Return to politics
In 2007, Barak staged a political comeback by getting re-elected to the Labor Party. He was subsequently appointed Deputy Minister and Minister of Defense under Prime Minister Ehud Olmert. Barak still held these positions as Netanyahu was re-elected Prime Minister in 2009.
In January 2011, Barak announced that he would leave the Labor Party. He, along with other four Labor MKs (members of the Knesset), formed a breakaway party named Atzmaut (“independence” in Hebrew) that was expected to remain in Netanyahu’s coalition-government. The struggling Labor Party previously threatened to force him do so. After Barak’s move, Netanyahu was able to maintain the majority in the Knesset with 66 seats (out of 120), previously having 74 MKs within his majority coalition.

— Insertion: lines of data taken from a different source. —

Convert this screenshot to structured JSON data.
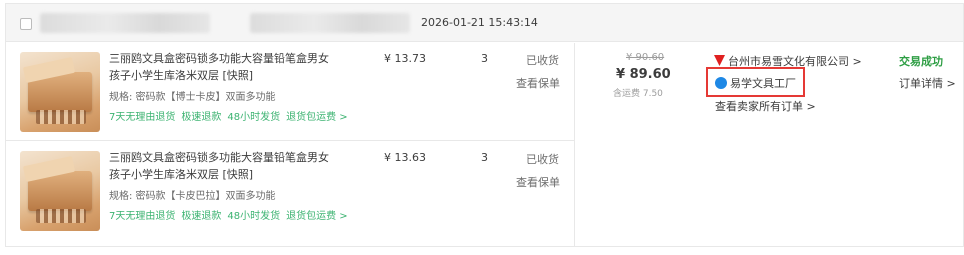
{
  "order": {
    "date": "2026-01-21 15:43:14",
    "items": [
      {
        "title": "三丽鸥文具盒密码锁多功能大容量铅笔盒男女孩子小学生库洛米双层",
        "tag": "[快照]",
        "spec": "规格: 密码款【博士卡皮】双面多功能",
        "services": [
          "7天无理由退货",
          "极速退款",
          "48小时发货",
          "退货包运费 >"
        ],
        "price": "¥ 13.73",
        "qty": "3",
        "status": "已收货",
        "warranty": "查看保单"
      },
      {
        "title": "三丽鸥文具盒密码锁多功能大容量铅笔盒男女孩子小学生库洛米双层",
        "tag": "[快照]",
        "spec": "规格: 密码款【卡皮巴拉】双面多功能",
        "services": [
          "7天无理由退货",
          "极速退款",
          "48小时发货",
          "退货包运费 >"
        ],
        "price": "¥ 13.63",
        "qty": "3",
        "status": "已收货",
        "warranty": "查看保单"
      }
    ],
    "original_total": "¥ 90.60",
    "total": "¥ 89.60",
    "shipping": "含运费 7.50",
    "seller_company": "台州市易雪文化有限公司 >",
    "seller_shop": "易学文具工厂",
    "all_orders": "查看卖家所有订单 >",
    "status": "交易成功",
    "detail": "订单详情 >"
  },
  "icons": {
    "company": "tmall-icon",
    "shop": "wangwang-icon"
  },
  "colors": {
    "success": "#2e9e44",
    "service": "#3cb371",
    "highlight": "#e53935"
  }
}
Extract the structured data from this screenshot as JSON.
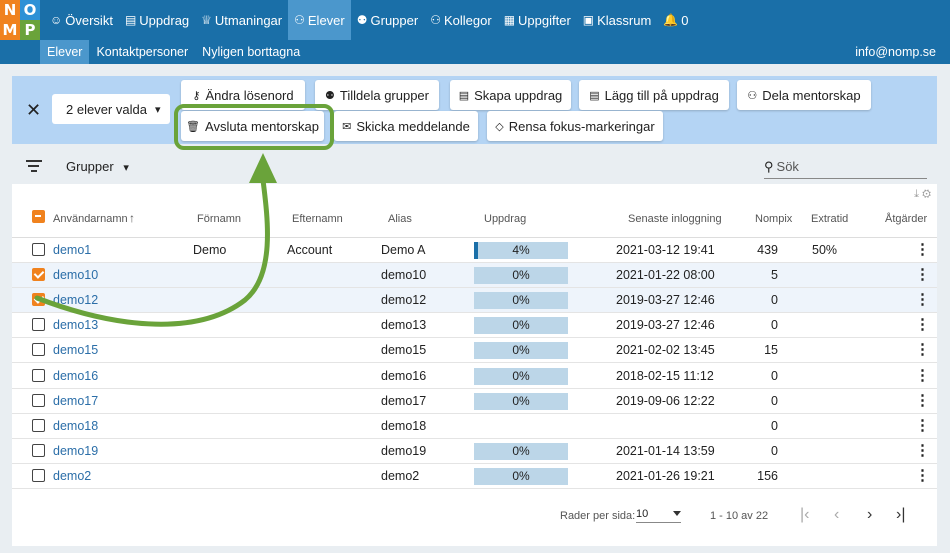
{
  "logo": {
    "letters": [
      "N",
      "O",
      "M",
      "P"
    ],
    "colors": [
      "#f0821e",
      "#2e91d6",
      "#f0821e",
      "#6aa33a"
    ]
  },
  "nav": {
    "items": [
      {
        "label": "Översikt",
        "icon": "smiley-icon",
        "glyph": "☺"
      },
      {
        "label": "Uppdrag",
        "icon": "list-icon",
        "glyph": "▤"
      },
      {
        "label": "Utmaningar",
        "icon": "trophy-icon",
        "glyph": "♕"
      },
      {
        "label": "Elever",
        "icon": "user-icon",
        "glyph": "⚇"
      },
      {
        "label": "Grupper",
        "icon": "group-icon",
        "glyph": "⚉"
      },
      {
        "label": "Kollegor",
        "icon": "colleagues-icon",
        "glyph": "⚇"
      },
      {
        "label": "Uppgifter",
        "icon": "grid-icon",
        "glyph": "▦"
      },
      {
        "label": "Klassrum",
        "icon": "classroom-icon",
        "glyph": "▣"
      },
      {
        "label": "0",
        "icon": "bell-icon",
        "glyph": "🔔"
      }
    ],
    "active": "Elever"
  },
  "subnav": {
    "items": [
      "Elever",
      "Kontaktpersoner",
      "Nyligen borttagna"
    ],
    "user_email": "info@nomp.se"
  },
  "actions": {
    "selected_label": "2 elever valda",
    "buttons": [
      {
        "label": "Ändra lösenord",
        "icon": "key-icon",
        "glyph": "⚷"
      },
      {
        "label": "Tilldela grupper",
        "icon": "group-icon",
        "glyph": "⚉"
      },
      {
        "label": "Skapa uppdrag",
        "icon": "task-icon",
        "glyph": "▤"
      },
      {
        "label": "Lägg till på uppdrag",
        "icon": "add-task-icon",
        "glyph": "▤"
      },
      {
        "label": "Dela mentorskap",
        "icon": "share-mentor-icon",
        "glyph": "⚇"
      },
      {
        "label": "Avsluta mentorskap",
        "icon": "trash-icon",
        "glyph": "🗑"
      },
      {
        "label": "Skicka meddelande",
        "icon": "mail-icon",
        "glyph": "✉"
      },
      {
        "label": "Rensa fokus-markeringar",
        "icon": "eraser-icon",
        "glyph": "◇"
      }
    ]
  },
  "filter": {
    "groups_label": "Grupper",
    "search_placeholder": "Sök"
  },
  "table": {
    "headers": [
      "Användarnamn",
      "Förnamn",
      "Efternamn",
      "Alias",
      "Uppdrag",
      "Senaste inloggning",
      "Nompix",
      "Extratid",
      "Åtgärder"
    ],
    "rows": [
      {
        "username": "demo1",
        "first": "Demo",
        "last": "Account",
        "alias": "Demo A",
        "progress": "4%",
        "progress_value": 4,
        "login": "2021-03-12 19:41",
        "nompix": "439",
        "extra": "50%",
        "selected": false
      },
      {
        "username": "demo10",
        "first": "",
        "last": "",
        "alias": "demo10",
        "progress": "0%",
        "progress_value": 0,
        "login": "2021-01-22 08:00",
        "nompix": "5",
        "extra": "",
        "selected": true
      },
      {
        "username": "demo12",
        "first": "",
        "last": "",
        "alias": "demo12",
        "progress": "0%",
        "progress_value": 0,
        "login": "2019-03-27 12:46",
        "nompix": "0",
        "extra": "",
        "selected": true
      },
      {
        "username": "demo13",
        "first": "",
        "last": "",
        "alias": "demo13",
        "progress": "0%",
        "progress_value": 0,
        "login": "2019-03-27 12:46",
        "nompix": "0",
        "extra": "",
        "selected": false
      },
      {
        "username": "demo15",
        "first": "",
        "last": "",
        "alias": "demo15",
        "progress": "0%",
        "progress_value": 0,
        "login": "2021-02-02 13:45",
        "nompix": "15",
        "extra": "",
        "selected": false
      },
      {
        "username": "demo16",
        "first": "",
        "last": "",
        "alias": "demo16",
        "progress": "0%",
        "progress_value": 0,
        "login": "2018-02-15 11:12",
        "nompix": "0",
        "extra": "",
        "selected": false
      },
      {
        "username": "demo17",
        "first": "",
        "last": "",
        "alias": "demo17",
        "progress": "0%",
        "progress_value": 0,
        "login": "2019-09-06 12:22",
        "nompix": "0",
        "extra": "",
        "selected": false
      },
      {
        "username": "demo18",
        "first": "",
        "last": "",
        "alias": "demo18",
        "progress": "",
        "progress_value": null,
        "login": "",
        "nompix": "0",
        "extra": "",
        "selected": false
      },
      {
        "username": "demo19",
        "first": "",
        "last": "",
        "alias": "demo19",
        "progress": "0%",
        "progress_value": 0,
        "login": "2021-01-14 13:59",
        "nompix": "0",
        "extra": "",
        "selected": false
      },
      {
        "username": "demo2",
        "first": "",
        "last": "",
        "alias": "demo2",
        "progress": "0%",
        "progress_value": 0,
        "login": "2021-01-26 19:21",
        "nompix": "156",
        "extra": "",
        "selected": false
      }
    ]
  },
  "pagination": {
    "rows_per_page_label": "Rader per sida:",
    "rows_per_page": "10",
    "range": "1 - 10 av 22"
  },
  "annotation": {
    "color": "#6aa33a"
  }
}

In November 2012, Barak announced his retirement from politics. He was still serving as Defense Minister and Deputy Minister at the time of his announcement. Barak held these posts until he left the government in March 2013.
In 2019, Barak announced his return to politics by forming a new party, to be named the Israel Democratic Party, to challenge Netanyahu in the coming legislative elections. The new party joined the Democratic Union alliance but won only five seats. Barak did not return to the Knesset.
Barak has been married twice. His first marriage was to Nava Cohen in 1968. They have three daughters together. Thus, during Barak’s premiership, Nava became the Spouse of the Prime Minister. They divorced in 2003. In 2007 he married his second wife Nili Priel.
One thing that not many people know about Barak is that he is a trained classical pianist. In fact, he revealed in a 2012 radio interview how playing Chopin calmed him before his first visit with Arafat. He also revealed his discovery of Gustav Mahler’s music at age 40.